Meanwhile, the police had drawn back along Richards Street, making their previous charge seem rather pointless. Indeed, their various barricades obeyed no obvious logic, not least because it was easy enough to avoid them by slipping down an alley. The provided a fairly intimidating image, yes, not least because many of the cops had their weapons out. But they surely weren't making much of an impact on crowd management. One cordon put down their shields and started putting on their gas masks. I decided I'd seen what I wanted to see and had had enough of being tear gassed, so continued with my plan to head towards the Georgia Viaduct. Along the way I asked one of the policemen if the SkyTrain was still operating. He had no idea.
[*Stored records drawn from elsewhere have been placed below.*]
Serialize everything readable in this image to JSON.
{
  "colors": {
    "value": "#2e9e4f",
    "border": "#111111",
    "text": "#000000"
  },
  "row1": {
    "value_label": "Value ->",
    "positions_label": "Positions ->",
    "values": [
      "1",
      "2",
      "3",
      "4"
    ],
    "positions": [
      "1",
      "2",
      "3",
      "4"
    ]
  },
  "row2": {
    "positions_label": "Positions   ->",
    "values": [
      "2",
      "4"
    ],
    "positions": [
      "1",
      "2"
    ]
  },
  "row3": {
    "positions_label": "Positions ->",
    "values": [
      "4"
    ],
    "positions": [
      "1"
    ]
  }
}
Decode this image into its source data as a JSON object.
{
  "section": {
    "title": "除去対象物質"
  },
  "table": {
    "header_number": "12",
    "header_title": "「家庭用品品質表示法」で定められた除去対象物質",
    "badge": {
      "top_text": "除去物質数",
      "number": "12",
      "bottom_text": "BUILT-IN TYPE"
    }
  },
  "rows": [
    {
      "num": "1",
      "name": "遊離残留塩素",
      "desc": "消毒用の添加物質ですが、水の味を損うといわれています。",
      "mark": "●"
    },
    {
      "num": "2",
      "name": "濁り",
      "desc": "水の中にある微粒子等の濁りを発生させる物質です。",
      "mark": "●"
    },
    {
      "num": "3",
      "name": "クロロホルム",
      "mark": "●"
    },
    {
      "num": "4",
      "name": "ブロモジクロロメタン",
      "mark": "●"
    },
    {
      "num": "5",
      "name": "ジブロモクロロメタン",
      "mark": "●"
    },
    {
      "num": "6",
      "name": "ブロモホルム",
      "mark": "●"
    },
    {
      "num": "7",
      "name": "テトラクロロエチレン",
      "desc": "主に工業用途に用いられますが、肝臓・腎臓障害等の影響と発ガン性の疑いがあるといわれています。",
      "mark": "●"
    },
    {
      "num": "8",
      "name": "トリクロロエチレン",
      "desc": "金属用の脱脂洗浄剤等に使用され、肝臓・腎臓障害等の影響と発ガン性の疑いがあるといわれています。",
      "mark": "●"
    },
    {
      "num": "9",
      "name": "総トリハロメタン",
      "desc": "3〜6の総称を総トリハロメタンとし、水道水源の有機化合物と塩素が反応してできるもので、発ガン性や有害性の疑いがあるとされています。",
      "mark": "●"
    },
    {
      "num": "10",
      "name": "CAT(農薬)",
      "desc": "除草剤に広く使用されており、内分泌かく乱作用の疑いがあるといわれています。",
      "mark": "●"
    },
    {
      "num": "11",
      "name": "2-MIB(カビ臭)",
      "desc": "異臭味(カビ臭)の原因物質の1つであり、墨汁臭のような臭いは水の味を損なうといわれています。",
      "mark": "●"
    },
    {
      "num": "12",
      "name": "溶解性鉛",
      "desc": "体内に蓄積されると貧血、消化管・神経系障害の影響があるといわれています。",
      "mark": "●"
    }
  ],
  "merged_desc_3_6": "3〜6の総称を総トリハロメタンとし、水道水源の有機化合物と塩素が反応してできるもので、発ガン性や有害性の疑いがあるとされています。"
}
Walking along Georgia, towards the stadium, I came across more smashed windows (a Budget rental car office; a BMO bank) and two burned-out cars. I think these were the two vehicles that were making most of the TV news. I had earlier passed a bar in which people were happily drinking and watching on big-screen TVs the footage of what was supposedly going on outside. Again, however, it was completely safe on the streets: the only points at which I'd felt at all uncomfortable had been when we'd been tear gassed and/or charged by mounted and shield-waving riot cops. I passed the Queen Elizabeth Theatre and headed down Dunsmuir towards the SkyTrain station, which was indeed open, but my way was blocked by yet another cordon of riot police. They said I had to do around: so I went half a block, up an alley, and back again. It's as though the cops were actively making it difficult to leave downtown, for no obvious reason.

In contrast to their absence on the streets, the police were present in force at the SkyTrain stations, picking off people for questioning if they felt they looked suspicious. Again, this seems to have been their plan: to occupy the periphery and let a rather small section of downtown Vancouver riot, while they lobbed in the odd tear gas canister and observed from the sides and on high. It seems obvious to me that this made things much worse, rather than better: it did nothing to stop the violence, and criminalized the whole crowd, succeeding only in irritating the vast majority of people, who were mere bystanders hanging out because there was little else to do. Frankly, I'm surprised that the disturbances weren't worse; most of the crowd behaved remarkably well, considering that from almost the outset the forces of law and order had decided to treat them as though they were really, as the media alleged, some kind of mob.

Of course, it's easier to portray the people on the streets as a mob, and blindly to cheer on the police, than to think about the violence with any kind of nuance or self-reflection. This demonization of the post-game violence is no doubt a safe outlet for the pent-up energy of so many disappointed Canucks fans: they have a target for their frustration, and they can feel so very civilized in expressing their anger. It's easier to grab this moral high ground, to claim that the so-called rioters do not represent Vancouver, than to stop and consider the ways in which violence is engrained in this sport on whose bandwagon they are hitched, or the conditions that gave rise to the post-game disturbances--and the many ways in which it could have been avoided. But let's give these concerned citizens some slack. They need their moment of mindless outrage, too.

Republished at the Tyee.